No one could possibly mistake the male of this species for any other British butterfly, the popular name alone giving quite sufficient information for its identification, but the female Orange Tip is not tipped with orange, and its markings, both above and beneath, resemble those of Daplidice so nearly that the same written description might apply almost equally well to both.
On Plate I (fig. 7) is shown the upper side of the male, and just opposite it (fig. 8) the under surface of the same. The female is usually a little larger than her mate, and is marked similarly on both sides except that the bright orange blotch is entirely wanting. She may always be distinguished from Daplidice by the smaller size of the white spots that break the dark blotch at the tip of the fore wing; also by the very small size of the dark spot in the centre of the same wing. The green chequerings of the under side of the hind wings are also more sharply defined, and the insect is generally of a lighter build.
Like many other butterflies, the Orange Tip is subject to variations in colouring.
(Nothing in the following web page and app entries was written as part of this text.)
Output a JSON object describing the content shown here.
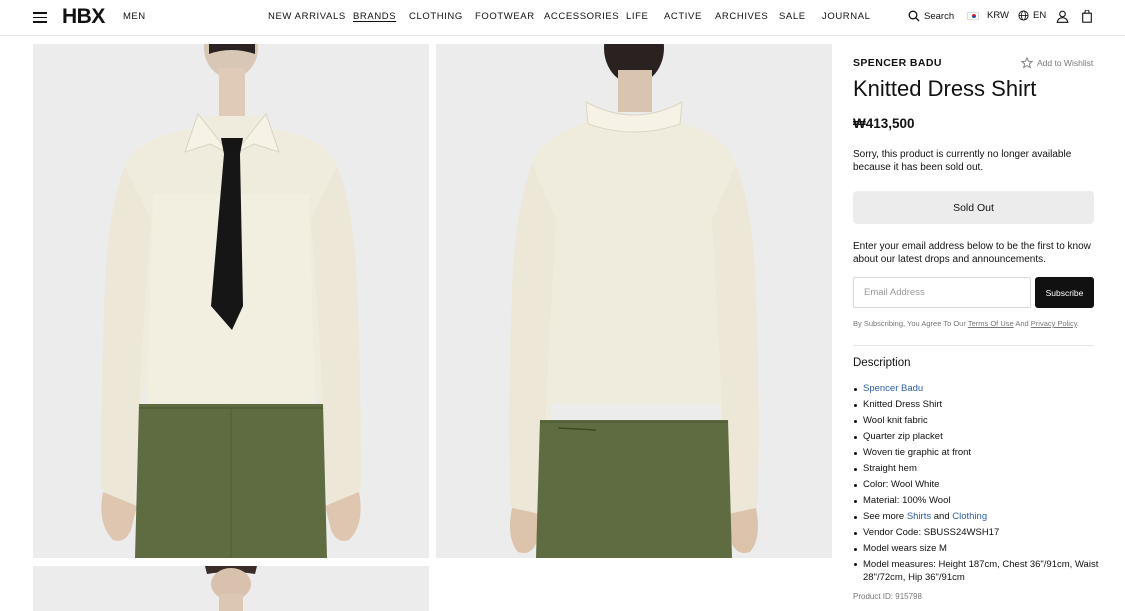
{
  "header": {
    "logo": "HBX",
    "section": "MEN",
    "nav": [
      "NEW ARRIVALS",
      "BRANDS",
      "CLOTHING",
      "FOOTWEAR",
      "ACCESSORIES",
      "LIFE",
      "ACTIVE",
      "ARCHIVES",
      "SALE",
      "JOURNAL"
    ],
    "active_nav": "BRANDS",
    "search_label": "Search",
    "currency": "KRW",
    "language": "EN",
    "icons": [
      "menu-icon",
      "search-icon",
      "korea-flag-icon",
      "globe-icon",
      "user-icon",
      "bag-icon"
    ]
  },
  "gallery": {
    "images": [
      "front-view",
      "back-view",
      "detail-view"
    ]
  },
  "product": {
    "brand": "SPENCER BADU",
    "wishlist_label": "Add to Wishlist",
    "title": "Knitted Dress Shirt",
    "price": "₩413,500",
    "sold_out_message": "Sorry, this product is currently no longer available because it has been sold out.",
    "sold_out_button": "Sold Out",
    "notify_text": "Enter your email address below to be the first to know about our latest drops and announcements.",
    "email_placeholder": "Email Address",
    "subscribe_label": "Subscribe",
    "agree_prefix": "By Subscribing, You Agree To Our",
    "terms_label": "Terms Of Use",
    "agree_and": "And",
    "privacy_label": "Privacy Policy",
    "agree_suffix": ".",
    "description_heading": "Description",
    "description": {
      "brand_link": "Spencer Badu",
      "name": "Knitted Dress Shirt",
      "fabric": "Wool knit fabric",
      "placket": "Quarter zip placket",
      "graphic": "Woven tie graphic at front",
      "hem": "Straight hem",
      "color": "Color: Wool White",
      "material": "Material: 100% Wool",
      "see_more_prefix": "See more",
      "see_more_link1": "Shirts",
      "see_more_and": "and",
      "see_more_link2": "Clothing",
      "vendor_code": "Vendor Code: SBUSS24WSH17",
      "model_size": "Model wears size M",
      "model_measures": "Model measures: Height 187cm, Chest 36\"/91cm, Waist 28\"/72cm, Hip 36\"/91cm"
    },
    "product_id": "Product ID: 915798"
  },
  "colors": {
    "link": "#2c5fa8",
    "image_bg": "#ececec",
    "knit": "#f0ecdd",
    "tie": "#141414",
    "pants": "#5f6b40"
  }
}
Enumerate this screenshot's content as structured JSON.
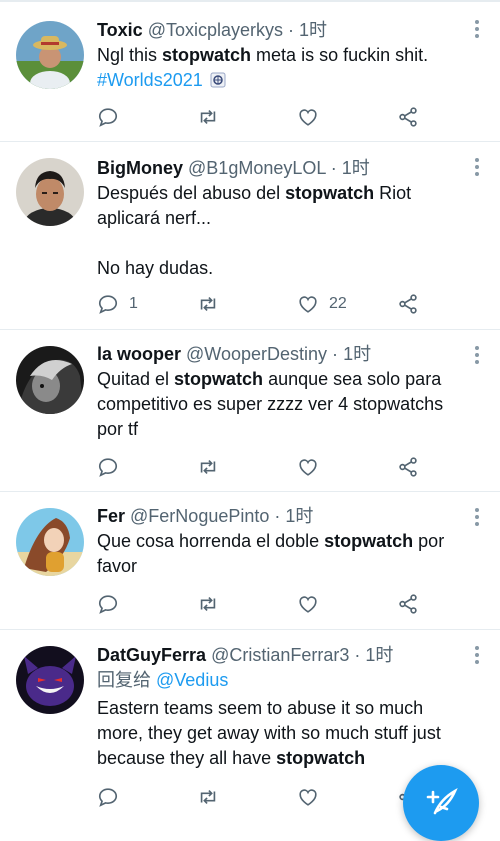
{
  "tweets": [
    {
      "name": "Toxic",
      "handle": "@Toxicplayerkys",
      "dot": "·",
      "time": "1时",
      "text_before": "Ngl this ",
      "text_bold": "stopwatch",
      "text_after": " meta is so fuckin shit.",
      "hashtag": "#Worlds2021",
      "reply_count": "",
      "like_count": ""
    },
    {
      "name": "BigMoney",
      "handle": "@B1gMoneyLOL",
      "dot": "·",
      "time": "1时",
      "text_before": "Después del abuso del ",
      "text_bold": "stopwatch",
      "text_after": " Riot aplicará nerf...",
      "text_line2": "No hay dudas.",
      "reply_count": "1",
      "like_count": "22"
    },
    {
      "name": "la wooper",
      "handle": "@WooperDestiny",
      "dot": "·",
      "time": "1时",
      "text_before": "Quitad el ",
      "text_bold": "stopwatch",
      "text_after": " aunque sea solo para competitivo es super zzzz ver 4 stopwatchs por tf",
      "reply_count": "",
      "like_count": ""
    },
    {
      "name": "Fer",
      "handle": "@FerNoguePinto",
      "dot": "·",
      "time": "1时",
      "text_before": "Que cosa horrenda el doble ",
      "text_bold": "stopwatch",
      "text_after": " por favor",
      "reply_count": "",
      "like_count": ""
    },
    {
      "name": "DatGuyFerra",
      "handle": "@CristianFerrar3",
      "dot": "·",
      "time": "1时",
      "reply_label": "回复给 ",
      "reply_mention": "@Vedius",
      "text_before": "Eastern teams seem to abuse it so much more, they get away with so much stuff just because they all have ",
      "text_bold": "stopwatch",
      "text_after": "",
      "reply_count": "",
      "like_count": ""
    }
  ],
  "colors": {
    "accent": "#1d9bf0",
    "secondary_text": "#536471",
    "divider": "#e6ecf0"
  },
  "icons": [
    "reply-icon",
    "retweet-icon",
    "like-icon",
    "share-icon",
    "more-options-icon",
    "compose-tweet-icon",
    "worlds-emoji-icon"
  ]
}
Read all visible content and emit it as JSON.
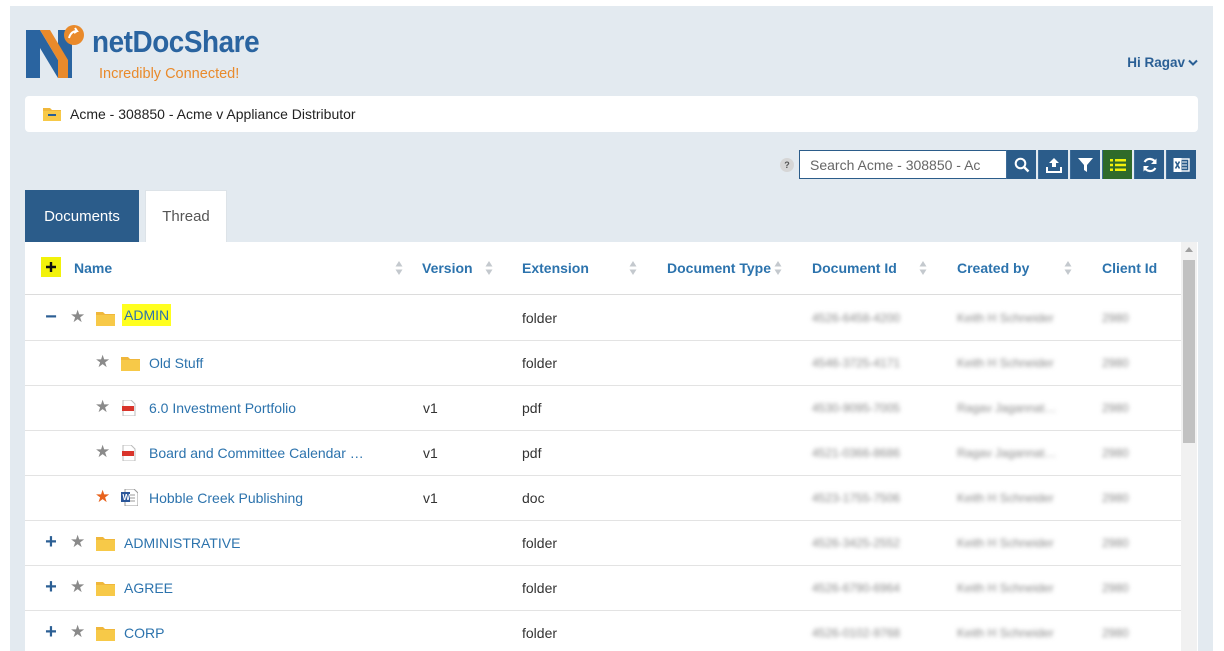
{
  "brand": {
    "name": "netDocShare",
    "tagline": "Incredibly Connected!",
    "logo_letter": "N",
    "colors": {
      "primary": "#2a64a0",
      "accent": "#e98a2b"
    }
  },
  "user": {
    "greeting": "Hi Ragav"
  },
  "breadcrumb": {
    "icon": "folder-icon",
    "text": "Acme - 308850 - Acme v Appliance Distributor"
  },
  "toolbar": {
    "help_label": "?",
    "search_placeholder": "Search Acme - 308850 - Ac",
    "buttons": [
      "search-icon",
      "upload-icon",
      "filter-icon",
      "list-view-icon",
      "refresh-icon",
      "excel-export-icon"
    ],
    "active_button": "list-view-icon"
  },
  "tabs": [
    {
      "label": "Documents",
      "active": true
    },
    {
      "label": "Thread",
      "active": false
    }
  ],
  "table": {
    "columns": [
      "Name",
      "Version",
      "Extension",
      "Document Type",
      "Document Id",
      "Created by",
      "Client Id"
    ],
    "rows": [
      {
        "toggle": "−",
        "starred": false,
        "icon": "folder-icon",
        "name": "ADMIN",
        "highlight": true,
        "version": "",
        "extension": "folder",
        "doc_type": "",
        "doc_id": "4526-6458-4200",
        "created_by": "Keith H Schneider",
        "client_id": "2980",
        "indent": 0
      },
      {
        "toggle": "",
        "starred": false,
        "icon": "folder-icon",
        "name": "Old Stuff",
        "highlight": false,
        "version": "",
        "extension": "folder",
        "doc_type": "",
        "doc_id": "4546-3725-4171",
        "created_by": "Keith H Schneider",
        "client_id": "2980",
        "indent": 1
      },
      {
        "toggle": "",
        "starred": false,
        "icon": "pdf-icon",
        "name": "6.0 Investment Portfolio",
        "highlight": false,
        "version": "v1",
        "extension": "pdf",
        "doc_type": "",
        "doc_id": "4530-9095-7005",
        "created_by": "Ragav Jagannat…",
        "client_id": "2980",
        "indent": 1
      },
      {
        "toggle": "",
        "starred": false,
        "icon": "pdf-icon",
        "name": "Board and Committee Calendar …",
        "highlight": false,
        "version": "v1",
        "extension": "pdf",
        "doc_type": "",
        "doc_id": "4521-0366-8686",
        "created_by": "Ragav Jagannat…",
        "client_id": "2980",
        "indent": 1
      },
      {
        "toggle": "",
        "starred": true,
        "icon": "word-doc-icon",
        "name": "Hobble Creek Publishing",
        "highlight": false,
        "version": "v1",
        "extension": "doc",
        "doc_type": "",
        "doc_id": "4523-1755-7506",
        "created_by": "Keith H Schneider",
        "client_id": "2980",
        "indent": 1
      },
      {
        "toggle": "+",
        "starred": false,
        "icon": "folder-icon",
        "name": "ADMINISTRATIVE",
        "highlight": false,
        "version": "",
        "extension": "folder",
        "doc_type": "",
        "doc_id": "4526-3425-2552",
        "created_by": "Keith H Schneider",
        "client_id": "2980",
        "indent": 0
      },
      {
        "toggle": "+",
        "starred": false,
        "icon": "folder-icon",
        "name": "AGREE",
        "highlight": false,
        "version": "",
        "extension": "folder",
        "doc_type": "",
        "doc_id": "4526-6790-6964",
        "created_by": "Keith H Schneider",
        "client_id": "2980",
        "indent": 0
      },
      {
        "toggle": "+",
        "starred": false,
        "icon": "folder-icon",
        "name": "CORP",
        "highlight": false,
        "version": "",
        "extension": "folder",
        "doc_type": "",
        "doc_id": "4526-0102-9768",
        "created_by": "Keith H Schneider",
        "client_id": "2980",
        "indent": 0
      }
    ]
  }
}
Sometimes a pale but bright yellow takes the place of the white ground, and the orange blotch of the male is occasionally present on the upper or lower surface only.
Cardamines is a single-brooded insect, and is essentially a creature of the spring, at which time it may be found in abundance in lanes, meadows, and clearings in woods throughout the British Isles. Its flight is so light and airy that even the female may easily be distinguished from other Whites when on the wing, while the brilliant orange of the male, intensified by the bright rays of the spring sun, may be identified at some considerable distance.
The food plants of Cardamines include the cuckoo-flower (Cardamine pratensis) and the bitter cress (C. impatiens), after which the insect is named, also water-cress (Nasturtium officinale), winter cress (Barbarea vulgaris), rock cress (Arabis perfoliata), hedge mustard (Sisymbrium officinale), Jack-by-the-hedge (S. Alliaria), wild mustard (Brassica Sinapis), &c., and the eggs of the butterfly may be found on these during May and June.
The caterpillar (Plate VIII, fig. 2) is green, with a white stripe on each side, and its body is covered with short hair. In July it is fully grown, and ascends a stem of the food plant to prepare itself for its long winter sleep.
The chrysalis (Plate VIII, fig. 8) is a very peculiar object. Both ends are much elongated and sharply pointed; and the foremost extremity stands out at an angle with the stem to which it is attached.
This butterfly should be looked for during April and May, but in mild seasons it may often be met with in March.